_What you have to do_
Set each entry down verbatim, omitting images.

==== Records provided ====

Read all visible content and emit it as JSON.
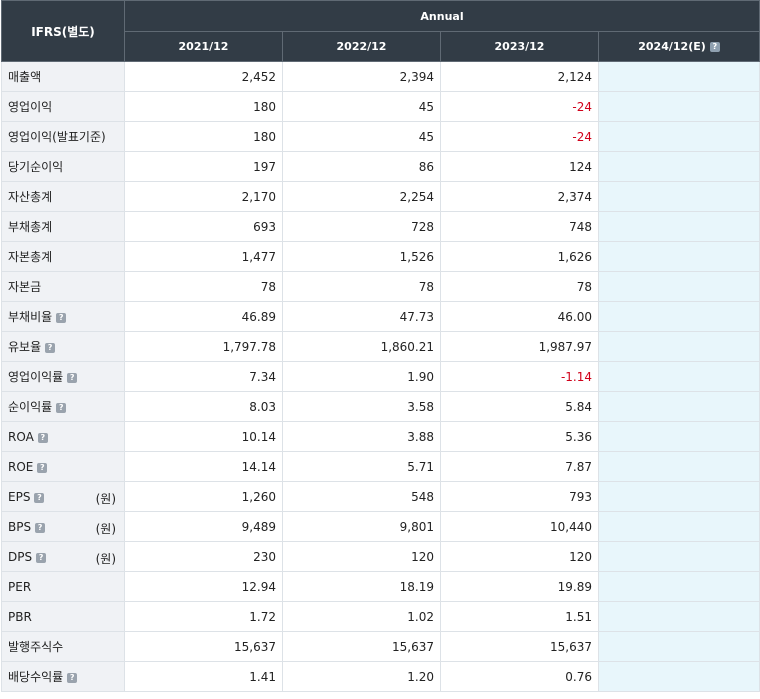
{
  "header": {
    "corner_label": "IFRS(별도)",
    "group_label": "Annual",
    "columns": [
      "2021/12",
      "2022/12",
      "2023/12",
      "2024/12(E)"
    ],
    "help_glyph": "?"
  },
  "rows": [
    {
      "label": "매출액",
      "help": false,
      "unit": "",
      "values": [
        "2,452",
        "2,394",
        "2,124",
        ""
      ]
    },
    {
      "label": "영업이익",
      "help": false,
      "unit": "",
      "values": [
        "180",
        "45",
        "-24",
        ""
      ]
    },
    {
      "label": "영업이익(발표기준)",
      "help": false,
      "unit": "",
      "values": [
        "180",
        "45",
        "-24",
        ""
      ]
    },
    {
      "label": "당기순이익",
      "help": false,
      "unit": "",
      "values": [
        "197",
        "86",
        "124",
        ""
      ]
    },
    {
      "label": "자산총계",
      "help": false,
      "unit": "",
      "values": [
        "2,170",
        "2,254",
        "2,374",
        ""
      ]
    },
    {
      "label": "부채총계",
      "help": false,
      "unit": "",
      "values": [
        "693",
        "728",
        "748",
        ""
      ]
    },
    {
      "label": "자본총계",
      "help": false,
      "unit": "",
      "values": [
        "1,477",
        "1,526",
        "1,626",
        ""
      ]
    },
    {
      "label": "자본금",
      "help": false,
      "unit": "",
      "values": [
        "78",
        "78",
        "78",
        ""
      ]
    },
    {
      "label": "부채비율",
      "help": true,
      "unit": "",
      "values": [
        "46.89",
        "47.73",
        "46.00",
        ""
      ]
    },
    {
      "label": "유보율",
      "help": true,
      "unit": "",
      "values": [
        "1,797.78",
        "1,860.21",
        "1,987.97",
        ""
      ]
    },
    {
      "label": "영업이익률",
      "help": true,
      "unit": "",
      "values": [
        "7.34",
        "1.90",
        "-1.14",
        ""
      ]
    },
    {
      "label": "순이익률",
      "help": true,
      "unit": "",
      "values": [
        "8.03",
        "3.58",
        "5.84",
        ""
      ]
    },
    {
      "label": "ROA",
      "help": true,
      "unit": "",
      "values": [
        "10.14",
        "3.88",
        "5.36",
        ""
      ]
    },
    {
      "label": "ROE",
      "help": true,
      "unit": "",
      "values": [
        "14.14",
        "5.71",
        "7.87",
        ""
      ]
    },
    {
      "label": "EPS",
      "help": true,
      "unit": "(원)",
      "values": [
        "1,260",
        "548",
        "793",
        ""
      ]
    },
    {
      "label": "BPS",
      "help": true,
      "unit": "(원)",
      "values": [
        "9,489",
        "9,801",
        "10,440",
        ""
      ]
    },
    {
      "label": "DPS",
      "help": true,
      "unit": "(원)",
      "values": [
        "230",
        "120",
        "120",
        ""
      ]
    },
    {
      "label": "PER",
      "help": false,
      "unit": "",
      "values": [
        "12.94",
        "18.19",
        "19.89",
        ""
      ]
    },
    {
      "label": "PBR",
      "help": false,
      "unit": "",
      "values": [
        "1.72",
        "1.02",
        "1.51",
        ""
      ]
    },
    {
      "label": "발행주식수",
      "help": false,
      "unit": "",
      "values": [
        "15,637",
        "15,637",
        "15,637",
        ""
      ]
    },
    {
      "label": "배당수익률",
      "help": true,
      "unit": "",
      "values": [
        "1.41",
        "1.20",
        "0.76",
        ""
      ]
    }
  ],
  "colors": {
    "header_bg": "#323c46",
    "label_bg": "#f0f2f5",
    "estimate_bg": "#e8f6fb",
    "negative": "#d0021b"
  }
}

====

_Solution to this task_
Read all visible content and emit it as JSON.
{
  "header": {
    "corner_label": "IFRS(별도)",
    "group_label": "Annual",
    "columns": [
      "2021/12",
      "2022/12",
      "2023/12",
      "2024/12(E)"
    ],
    "help_glyph": "?"
  },
  "rows": [
    {
      "label": "매출액",
      "help": false,
      "unit": "",
      "values": [
        "2,452",
        "2,394",
        "2,124",
        ""
      ]
    },
    {
      "label": "영업이익",
      "help": false,
      "unit": "",
      "values": [
        "180",
        "45",
        "-24",
        ""
      ]
    },
    {
      "label": "영업이익(발표기준)",
      "help": false,
      "unit": "",
      "values": [
        "180",
        "45",
        "-24",
        ""
      ]
    },
    {
      "label": "당기순이익",
      "help": false,
      "unit": "",
      "values": [
        "197",
        "86",
        "124",
        ""
      ]
    },
    {
      "label": "자산총계",
      "help": false,
      "unit": "",
      "values": [
        "2,170",
        "2,254",
        "2,374",
        ""
      ]
    },
    {
      "label": "부채총계",
      "help": false,
      "unit": "",
      "values": [
        "693",
        "728",
        "748",
        ""
      ]
    },
    {
      "label": "자본총계",
      "help": false,
      "unit": "",
      "values": [
        "1,477",
        "1,526",
        "1,626",
        ""
      ]
    },
    {
      "label": "자본금",
      "help": false,
      "unit": "",
      "values": [
        "78",
        "78",
        "78",
        ""
      ]
    },
    {
      "label": "부채비율",
      "help": true,
      "unit": "",
      "values": [
        "46.89",
        "47.73",
        "46.00",
        ""
      ]
    },
    {
      "label": "유보율",
      "help": true,
      "unit": "",
      "values": [
        "1,797.78",
        "1,860.21",
        "1,987.97",
        ""
      ]
    },
    {
      "label": "영업이익률",
      "help": true,
      "unit": "",
      "values": [
        "7.34",
        "1.90",
        "-1.14",
        ""
      ]
    },
    {
      "label": "순이익률",
      "help": true,
      "unit": "",
      "values": [
        "8.03",
        "3.58",
        "5.84",
        ""
      ]
    },
    {
      "label": "ROA",
      "help": true,
      "unit": "",
      "values": [
        "10.14",
        "3.88",
        "5.36",
        ""
      ]
    },
    {
      "label": "ROE",
      "help": true,
      "unit": "",
      "values": [
        "14.14",
        "5.71",
        "7.87",
        ""
      ]
    },
    {
      "label": "EPS",
      "help": true,
      "unit": "(원)",
      "values": [
        "1,260",
        "548",
        "793",
        ""
      ]
    },
    {
      "label": "BPS",
      "help": true,
      "unit": "(원)",
      "values": [
        "9,489",
        "9,801",
        "10,440",
        ""
      ]
    },
    {
      "label": "DPS",
      "help": true,
      "unit": "(원)",
      "values": [
        "230",
        "120",
        "120",
        ""
      ]
    },
    {
      "label": "PER",
      "help": false,
      "unit": "",
      "values": [
        "12.94",
        "18.19",
        "19.89",
        ""
      ]
    },
    {
      "label": "PBR",
      "help": false,
      "unit": "",
      "values": [
        "1.72",
        "1.02",
        "1.51",
        ""
      ]
    },
    {
      "label": "발행주식수",
      "help": false,
      "unit": "",
      "values": [
        "15,637",
        "15,637",
        "15,637",
        ""
      ]
    },
    {
      "label": "배당수익률",
      "help": true,
      "unit": "",
      "values": [
        "1.41",
        "1.20",
        "0.76",
        ""
      ]
    }
  ],
  "colors": {
    "header_bg": "#323c46",
    "label_bg": "#f0f2f5",
    "estimate_bg": "#e8f6fb",
    "negative": "#d0021b"
  }
}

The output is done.